Abuelezam found this approach to be very helpful, though it applied differently in her undergraduate and graduate courses. While very few undergraduates attended the live session, almost every single one of her graduate students participated. The level of engagement from her students, especially in her Epidemiology course, was particularly rewarding for Abuelezam. 

“Every class period, I actually opened it up and said, ‘What do you have to share with me? What’s happened to you this week? What have you seen in your clinical settings?’” Abuelezam said. “It was them making the connections, and that was really, really exciting to me to be able to see that and to experience that with them.”

Abuelezam’s approach had a significant impact on Azevedo, who was able to stay on top of the most current, credible information in large part due to Abuelezam’s “week-by-week, almost blow-by-blow COVID research.” 

“She would stay online for as long as we wanted to, and I just, I really applaud that,” Azevedo said. “No other professor was able to do that, and for good reason—you know, kids, and other things that these professors are going through—but she really did dedicate quite a bit of time on Zoom for all of us. I think that was her biggest tool.”

Though teaching public health and epidemiology courses during the pandemic gave Abuelezam the unique opportunity to incorporate real-world examples, it didn’t come without its challenges.

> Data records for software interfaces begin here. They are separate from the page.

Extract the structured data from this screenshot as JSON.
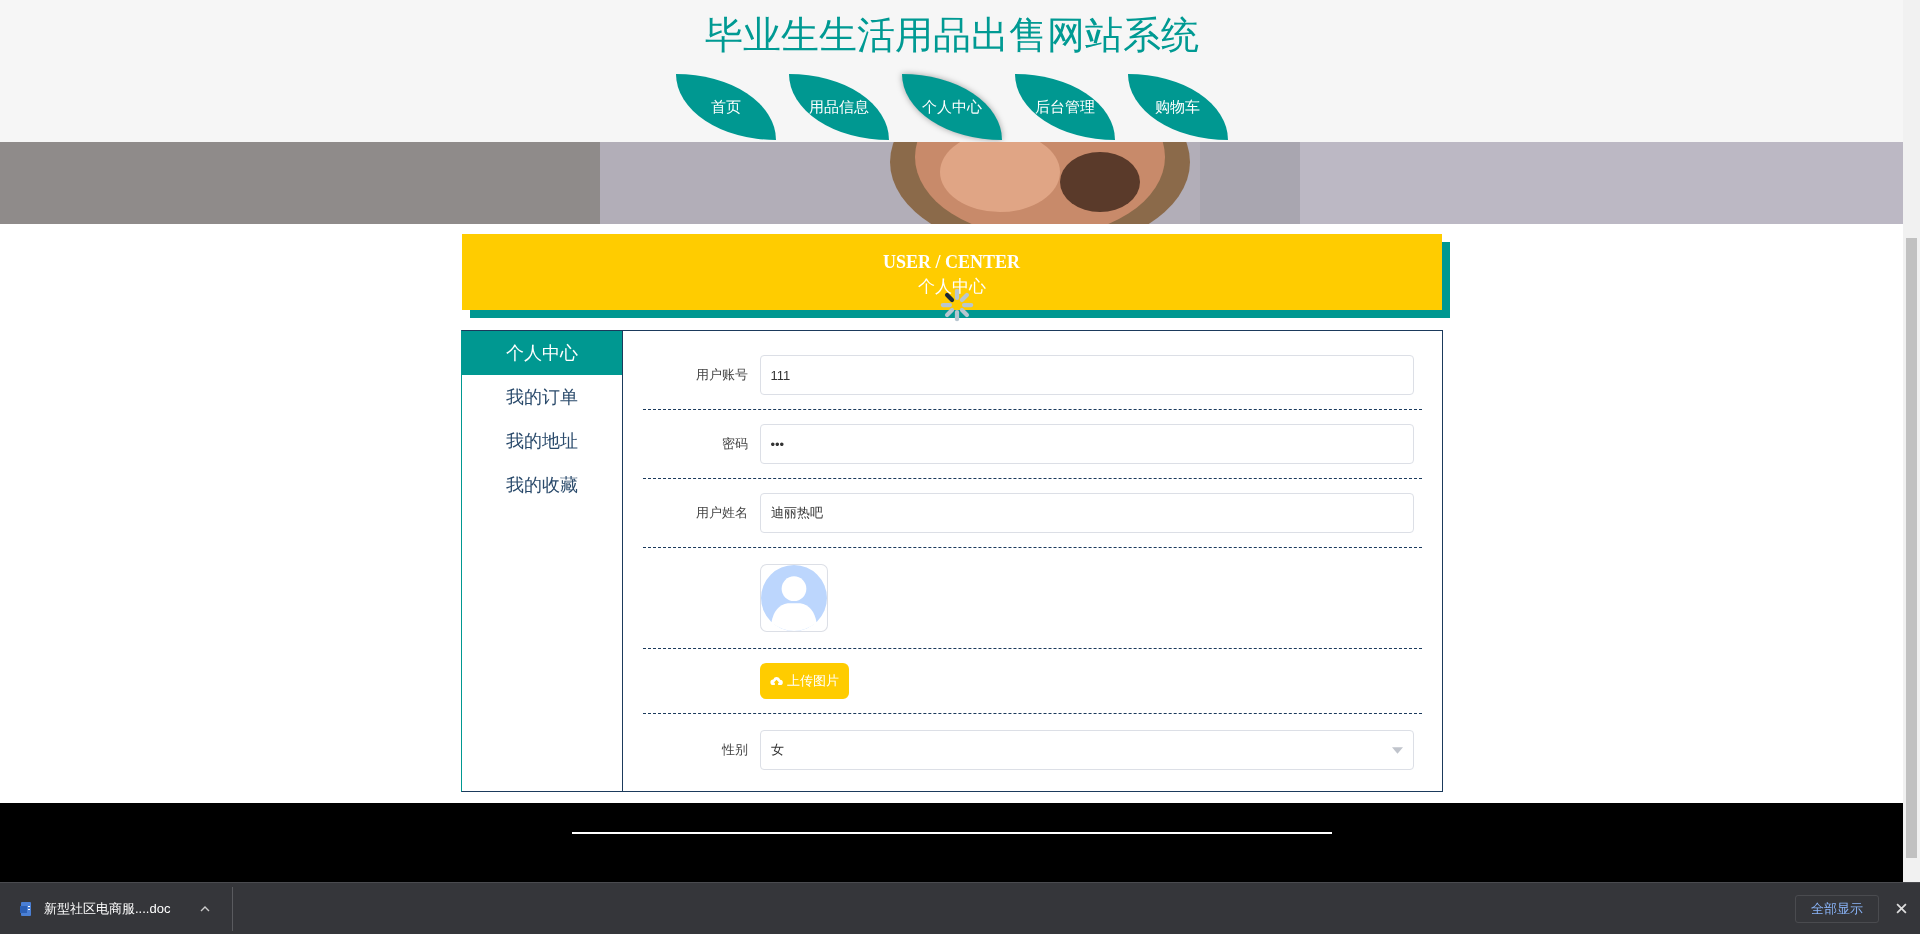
{
  "site_title": "毕业生生活用品出售网站系统",
  "nav": [
    {
      "label": "首页",
      "selected": false
    },
    {
      "label": "用品信息",
      "selected": false
    },
    {
      "label": "个人中心",
      "selected": true
    },
    {
      "label": "后台管理",
      "selected": false
    },
    {
      "label": "购物车",
      "selected": false
    }
  ],
  "section_heading": {
    "english": "USER / CENTER",
    "chinese": "个人中心"
  },
  "sidebar": {
    "items": [
      {
        "label": "个人中心",
        "selected": true
      },
      {
        "label": "我的订单",
        "selected": false
      },
      {
        "label": "我的地址",
        "selected": false
      },
      {
        "label": "我的收藏",
        "selected": false
      }
    ]
  },
  "form": {
    "fields": [
      {
        "kind": "text",
        "label": "用户账号",
        "value": "111"
      },
      {
        "kind": "text",
        "label": "密码",
        "value": "•••"
      },
      {
        "kind": "text",
        "label": "用户姓名",
        "value": "迪丽热吧"
      },
      {
        "kind": "avatar"
      },
      {
        "kind": "upload",
        "button": "上传图片"
      },
      {
        "kind": "select",
        "label": "性别",
        "value": "女"
      }
    ]
  },
  "download_bar": {
    "file": "新型社区电商服....doc",
    "show_all": "全部显示"
  }
}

Informing students about a virus with constantly changing information offers no place for arrogance. According to Abuelezam, the most important thing to keep in mind is humility—there are no unequivocal authorities on COVID-19, and everyone is going to make mistakes.

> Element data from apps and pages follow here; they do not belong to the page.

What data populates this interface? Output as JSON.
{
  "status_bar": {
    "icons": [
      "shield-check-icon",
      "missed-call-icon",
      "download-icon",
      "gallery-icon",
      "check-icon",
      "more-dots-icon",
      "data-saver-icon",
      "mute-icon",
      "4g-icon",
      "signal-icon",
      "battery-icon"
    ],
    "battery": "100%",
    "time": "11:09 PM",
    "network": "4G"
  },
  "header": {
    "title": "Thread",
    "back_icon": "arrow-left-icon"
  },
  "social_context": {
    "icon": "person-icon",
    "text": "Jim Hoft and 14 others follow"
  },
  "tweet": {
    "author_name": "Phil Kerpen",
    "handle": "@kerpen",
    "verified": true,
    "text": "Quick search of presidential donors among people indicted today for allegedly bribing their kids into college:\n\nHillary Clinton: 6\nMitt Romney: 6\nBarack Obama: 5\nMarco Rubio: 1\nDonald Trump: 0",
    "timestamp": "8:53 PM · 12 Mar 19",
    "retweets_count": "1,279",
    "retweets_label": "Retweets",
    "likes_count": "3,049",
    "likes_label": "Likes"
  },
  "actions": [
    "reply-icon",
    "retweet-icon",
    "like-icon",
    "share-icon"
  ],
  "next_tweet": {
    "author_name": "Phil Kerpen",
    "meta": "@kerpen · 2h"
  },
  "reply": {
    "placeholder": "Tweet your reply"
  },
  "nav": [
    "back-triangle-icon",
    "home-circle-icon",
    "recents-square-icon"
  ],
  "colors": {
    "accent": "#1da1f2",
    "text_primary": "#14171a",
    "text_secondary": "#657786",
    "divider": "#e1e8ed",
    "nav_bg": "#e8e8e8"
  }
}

She distinctly remembers a moment in January when she compared the virus to a flu in her Epidemiology course, telling her students not to worry about it too much. After reading revised research and realizing the mistake she’d made, the first action Abuelezam took was to inform her students that she’d given them incorrect details. In order to avoid repeating the blunder, Abuelezam dedicates as much time as she can to staying on top of new research.

“I spend a good proportion of my days now, just reading the science, keeping up with the news, making sure that I have the most up-to-date information, which can be really, really exhausting,” Abuelezam said. “But it’s completely necessary because I don’t expect my students to be able to do that level of reading and keeping up with the news that I might be able to do. So I see it more as a service to them, in a way, to be able to inform them.”

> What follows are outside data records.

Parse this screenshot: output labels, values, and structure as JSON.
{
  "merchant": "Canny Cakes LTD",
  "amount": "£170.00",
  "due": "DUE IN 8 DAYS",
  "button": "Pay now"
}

Now, Abuelezam’s audience has expanded to include the public as well. But rather than seeing herself an educator like she is at BC, Abuelezam views herself as more of a “translator” in this newfound role. Using her background in epidemiology and public health, she converts the scientific research and quantitative data into comprehensible terms that will better resonate with people.

“I think it’s an important part of our services to be able to translate things for, you know, the everyday person to be able to understand,” Abuelezam said. “And also for it to impact their health in some way—for them to be able to protect themselves, protect their loved ones, and be able to make informed health decisions.”

When Abuelezam closes out of Twitter and puts down her devices, her work doesn’t stop there—she turns to her community in Framingham to provide her family, friends, and neighbors the care they need. Abuelezam and her husband, a Greek Orthodox priest, have offered to make grocery runs for their more vulnerable neighbors, and they are always a phone call away for anything their loved ones need. Abuelezam recognizes that even with the necessity of social distancing, family and community have never been more important.

“I think that one thing to remember is that no one is in this alone—everyone is in the same exact position,” Abuelezam said. “One of the positive things about this is that everyone is going through this experience together, and in a way that should bring us a bit of comfort. … We are going through this as a globe, as not only our nation—but as an entire world.”[/vc_column_text][/vc_column][/vc_row][vc_row][vc_column][/vc_column][/vc_row]

Brooke Kaiserman

Learn More →